The Aerospace Security Project (ASP) is a trusted resource for policymakers, offering insightful thoughts and in-depth analyses on policy issues, operational concepts, technology trends, and economic drivers in the space and air domains. Our mission is to educate and inform policymakers and the public, conduct independent research and analysis, and convene experts with broad perspectives to advance creative and practical solutions that address the security challenges facing the United States and our allies and partners. ASP also fosters the next generation of scholars in national security space and air power policy through fellowship and internship opportunities. 

Part of the International Security Program at CSIS, ASP is led by Senior Fellow Kari A. Bingen and includes a distinguished group of expert affiliates spanning national security, civilian, commercial, and international aerospace issues. The team focuses on the following research areas:    

Space Security explores the national security uses of space and ways to enhance the security, stability, and sustainability of the space domain. This includes examining threats to the space domain and ways to increase mission assurance, resilience and protection of space assets, as well as alternative architectures, new operational concepts, norms of behavior, organizational constructs, and the role of government, commercial, and international entities.

Commercial and Civil Space analyzes how U.S. civil space programs and commercial space capabilities advance national interests, including evolving norms of behavior in space and enhancing U.S. national security. It explores international partnerships and competition in space, technology and economic trends, and policy issues that affect civil and commercial space capabilities and the health of the space innovation base.

Air Power and Cross-Domain Integration looks at the future of air forces in a contested operating environment and the integration of air and other domains to create greater battlefield advantage. It analyzes the role of long-range strike, stealth, and unmanned and autonomous systems, as well as options to address anti-access, area denial challenges, the missile salvo competition, and an expanding nuclear threat landscape.

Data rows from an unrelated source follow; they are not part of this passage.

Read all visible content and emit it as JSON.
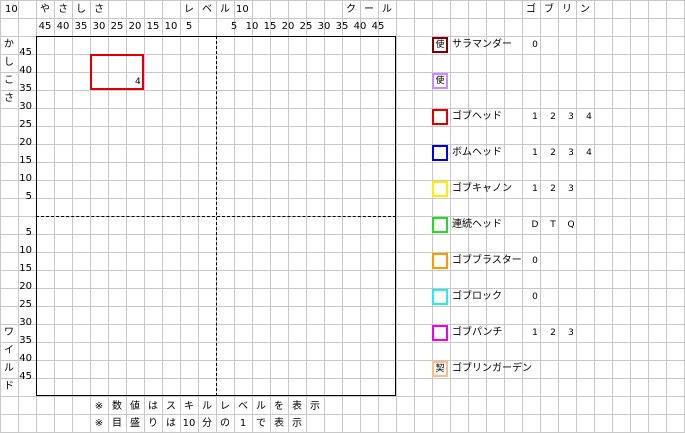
{
  "header": {
    "left_number": "10",
    "left_title": [
      "や",
      "さ",
      "し",
      "さ"
    ],
    "mid_title": [
      "レ",
      "ベ",
      "ル"
    ],
    "mid_number": "10",
    "right_title": [
      "ク",
      "ー",
      "ル"
    ],
    "goblin_title": [
      "ゴ",
      "ブ",
      "リ",
      "ン"
    ]
  },
  "axis": {
    "top_left_ticks": [
      "45",
      "40",
      "35",
      "30",
      "25",
      "20",
      "15",
      "10",
      "5"
    ],
    "top_right_ticks": [
      "5",
      "10",
      "15",
      "20",
      "25",
      "30",
      "35",
      "40",
      "45"
    ],
    "left_upper_ticks": [
      "45",
      "40",
      "35",
      "30",
      "25",
      "20",
      "15",
      "10",
      "5"
    ],
    "left_lower_ticks": [
      "5",
      "10",
      "15",
      "20",
      "25",
      "30",
      "35",
      "40",
      "45"
    ],
    "upper_label": [
      "か",
      "し",
      "こ",
      "さ"
    ],
    "lower_label": [
      "ワ",
      "イ",
      "ル",
      "ド"
    ]
  },
  "chart_data": {
    "type": "scatter",
    "title": "",
    "xlabel_left": "やさしさ",
    "xlabel_right": "クール",
    "ylabel_top": "かしこさ",
    "ylabel_bottom": "ワイルド",
    "xlim": [
      -50,
      50
    ],
    "ylim": [
      -50,
      50
    ],
    "regions": [
      {
        "name": "ゴブヘッド",
        "x": [
          -35,
          -20
        ],
        "y": [
          35,
          45
        ],
        "level_label": "4",
        "color": "#e00000"
      }
    ]
  },
  "legend": [
    {
      "name": "サラマンダー",
      "icon_text": "使",
      "color": "#800000",
      "levels": [
        "0"
      ]
    },
    {
      "name": "",
      "icon_text": "使",
      "color": "#cc88ff",
      "levels": []
    },
    {
      "name": "ゴブヘッド",
      "icon_text": "",
      "color": "#e00000",
      "levels": [
        "1",
        "2",
        "3",
        "4"
      ]
    },
    {
      "name": "ボムヘッド",
      "icon_text": "",
      "color": "#0000e0",
      "levels": [
        "1",
        "2",
        "3",
        "4"
      ]
    },
    {
      "name": "ゴブキャノン",
      "icon_text": "",
      "color": "#ffee00",
      "levels": [
        "1",
        "2",
        "3"
      ]
    },
    {
      "name": "連続ヘッド",
      "icon_text": "",
      "color": "#22dd22",
      "levels": [
        "D",
        "T",
        "Q"
      ]
    },
    {
      "name": "ゴブブラスター",
      "icon_text": "",
      "color": "#ff9900",
      "levels": [
        "0"
      ]
    },
    {
      "name": "ゴブロック",
      "icon_text": "",
      "color": "#22eeee",
      "levels": [
        "0"
      ]
    },
    {
      "name": "ゴブパンチ",
      "icon_text": "",
      "color": "#ee00ee",
      "levels": [
        "1",
        "2",
        "3"
      ]
    },
    {
      "name": "ゴブリンガーデン",
      "icon_text": "契",
      "color": "#ffbb88",
      "levels": []
    }
  ],
  "notes": [
    [
      "※",
      "数",
      "値",
      "は",
      "ス",
      "キ",
      "ル",
      "レ",
      "ベ",
      "ル",
      "を",
      "表",
      "示"
    ],
    [
      "※",
      "目",
      "盛",
      "り",
      "は",
      "10",
      "分",
      "の",
      "1",
      "で",
      "表",
      "示"
    ]
  ]
}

It also explores future battle network constructs, including the contribution of sensors, communications, and command and control systems.